Is it really so different this time?
Summary: A look at two historic Dow Jones Industrial Average charts may help us differentiate between a minor correction or the start of a more profound sell-off in equities.
Let's take a look at two near-identical chart patterns representing the same instrument at two different points in time.
Zooming in on Chart 1, we see a double top formation with an 11% correction between tops and a bounce off the 55-week moving average. We massive Relative Strength Index divergence with the second top slightly higher than the first; this top is followed by a selloff to the 55-week MA.
The biggest difference between Charts 1 and 2 is the time between tops.
This is a weekly chart of the Dow Jones Industrial Average index, the oldest stock index in the world.
Here we see that the second top was slightly higher than the first, and in fact marked the index's all-time high in early October 2007. Thereafter, the index dropped to test the 55-week MA before recovering into December (a short Santa Claus rally).
Bears regained control around year-end, taking the DJI Index below the 55-week MA. In Q1'08, it was close to the 200-week MA. The rest, as they say, is history – the history of the Great Financial Crisis, that is.
The chart below is Chart 2, zoomed out. It's the same index as above, the Dow Jones Industrial Average Index, and this also a weekly chart: it's just a different period in time.
This chart is for the 2016-now period.
The second top is currently the all-time high recorded in early October, just slightly above the previous top. The index, meanwhile, is currently trading around the 55-week MA.
What will happen next?

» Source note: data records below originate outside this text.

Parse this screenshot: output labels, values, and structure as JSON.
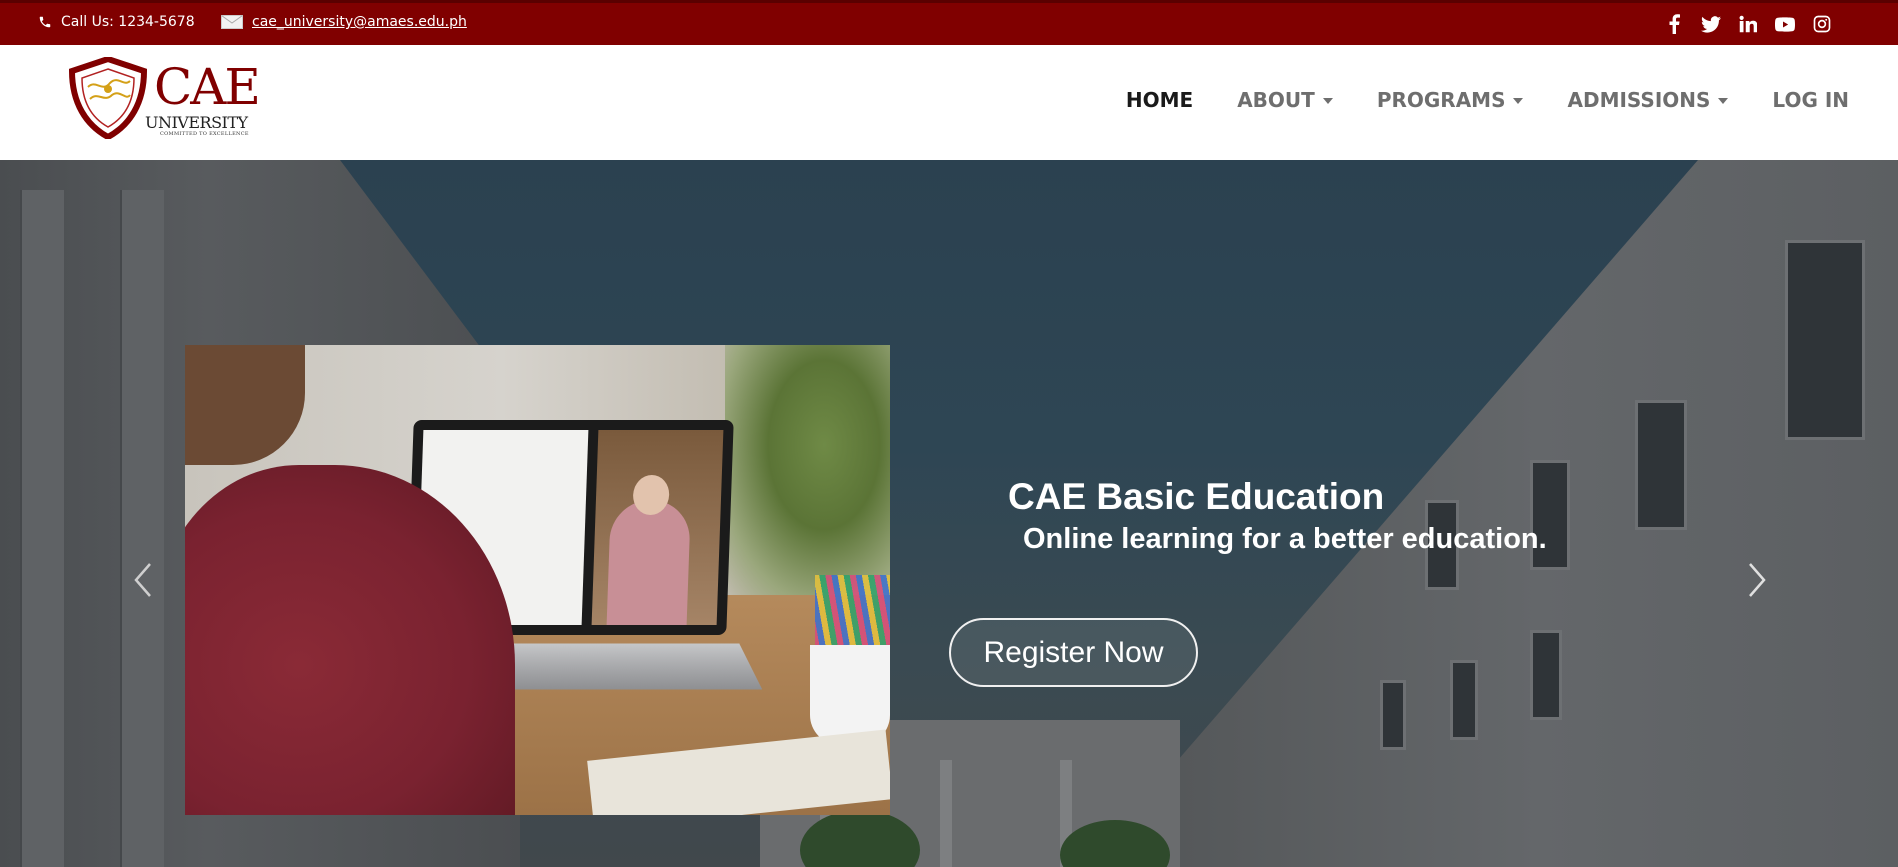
{
  "topbar": {
    "phone_text": "Call Us: 1234-5678",
    "email_text": "cae_university@amaes.edu.ph",
    "phone_icon": "phone-icon",
    "email_icon": "envelope-icon",
    "socials": [
      "facebook-icon",
      "twitter-icon",
      "linkedin-icon",
      "youtube-icon",
      "instagram-icon"
    ],
    "background_color": "#800000"
  },
  "logo": {
    "main": "CAE",
    "sub": "UNIVERSITY",
    "tagline": "COMMITTED TO EXCELLENCE",
    "brand_color": "#800000"
  },
  "nav": {
    "home": "HOME",
    "about": "ABOUT",
    "programs": "PROGRAMS",
    "admissions": "ADMISSIONS",
    "login": "LOG IN"
  },
  "hero": {
    "title": "CAE Basic Education",
    "subtitle": "Online learning for a better education.",
    "button": "Register Now",
    "prev_icon": "chevron-left-icon",
    "next_icon": "chevron-right-icon"
  }
}
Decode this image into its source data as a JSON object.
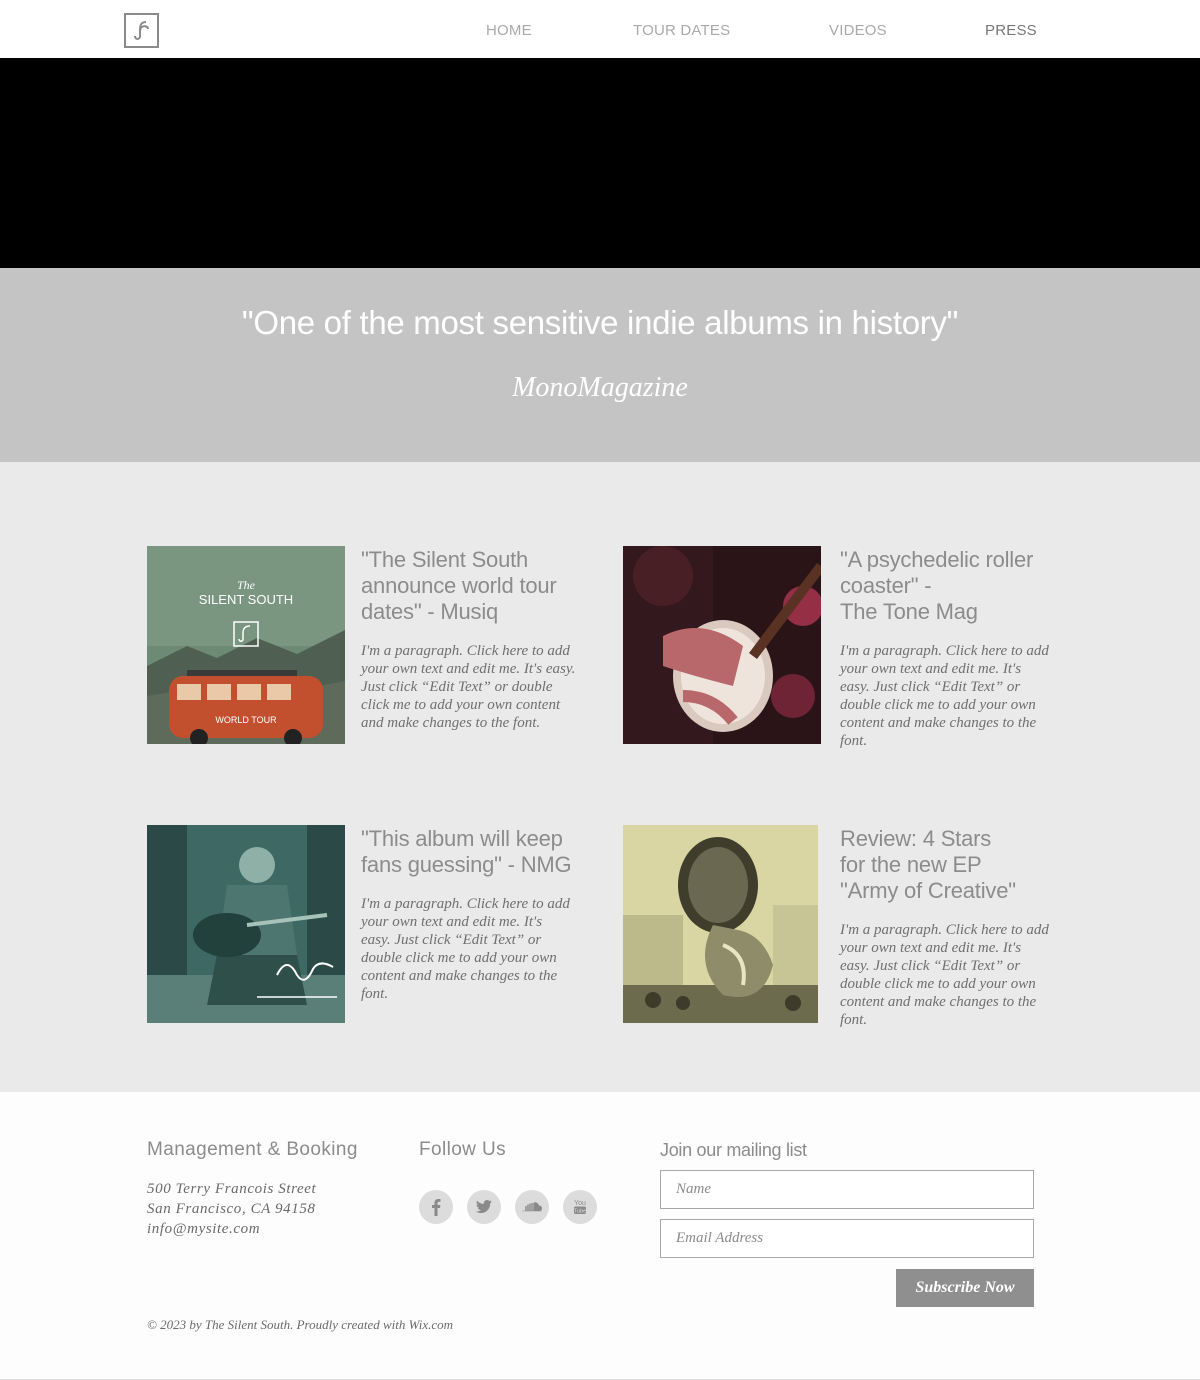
{
  "nav": {
    "items": [
      {
        "label": "HOME"
      },
      {
        "label": "TOUR DATES"
      },
      {
        "label": "VIDEOS"
      },
      {
        "label": "PRESS"
      }
    ],
    "active": "PRESS"
  },
  "quote": {
    "text": "\"One of the most sensitive indie albums in history\"",
    "source": "MonoMagazine"
  },
  "cards": [
    {
      "title_lines": [
        "\"The Silent South",
        "announce world tour",
        "dates\" - Musiq"
      ],
      "body_lines": [
        "I'm a paragraph. Click here to add",
        "your own text and edit me. It's easy.",
        "Just click “Edit Text” or double",
        "click me to add your own content",
        "and make changes to the font."
      ],
      "image": {
        "top_text": "The",
        "title": "SILENT SOUTH",
        "bottom_text": "WORLD TOUR"
      }
    },
    {
      "title_lines": [
        "\"A psychedelic roller",
        "coaster\" -",
        "The Tone Mag"
      ],
      "body_lines": [
        "I'm a paragraph. Click here to add",
        "your own text and edit me. It's",
        "easy. Just click “Edit Text” or",
        "double click me to add your own",
        "content and make changes to the",
        "font."
      ]
    },
    {
      "title_lines": [
        "\"This album will keep",
        "fans guessing\" - NMG"
      ],
      "body_lines": [
        "I'm a paragraph. Click here to add",
        "your own text and edit me. It's",
        "easy. Just click “Edit Text” or",
        "double click me to add your own",
        "content and make changes to the",
        "font."
      ]
    },
    {
      "title_lines": [
        "Review: 4 Stars",
        "for the new EP",
        "\"Army of Creative\""
      ],
      "body_lines": [
        "I'm a paragraph. Click here to add",
        "your own text and edit me. It's",
        "easy. Just click “Edit Text” or",
        "double click me to add your own",
        "content and make changes to the",
        "font."
      ]
    }
  ],
  "footer": {
    "management_heading": "Management & Booking",
    "address_lines": [
      "500 Terry Francois Street",
      "San Francisco, CA 94158",
      "info@mysite.com"
    ],
    "follow_heading": "Follow Us",
    "social_icons": [
      "facebook-icon",
      "twitter-icon",
      "soundcloud-icon",
      "youtube-icon"
    ],
    "mailing_heading": "Join our mailing list",
    "name_placeholder": "Name",
    "email_placeholder": "Email Address",
    "subscribe_label": "Subscribe Now",
    "copyright": "© 2023 by The Silent South. Proudly created with Wix.com"
  },
  "colors": {
    "hero": "#000000",
    "quote_band": "#c4c4c4",
    "press_bg": "#eaeaea",
    "button": "#8f8f8f"
  }
}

If history repeats itself, we should see a couple more weeks' worth of choppy markets and a short uptrend going into December before next sell-off hits, taking the market down close to the 200-week MA in Q1'19.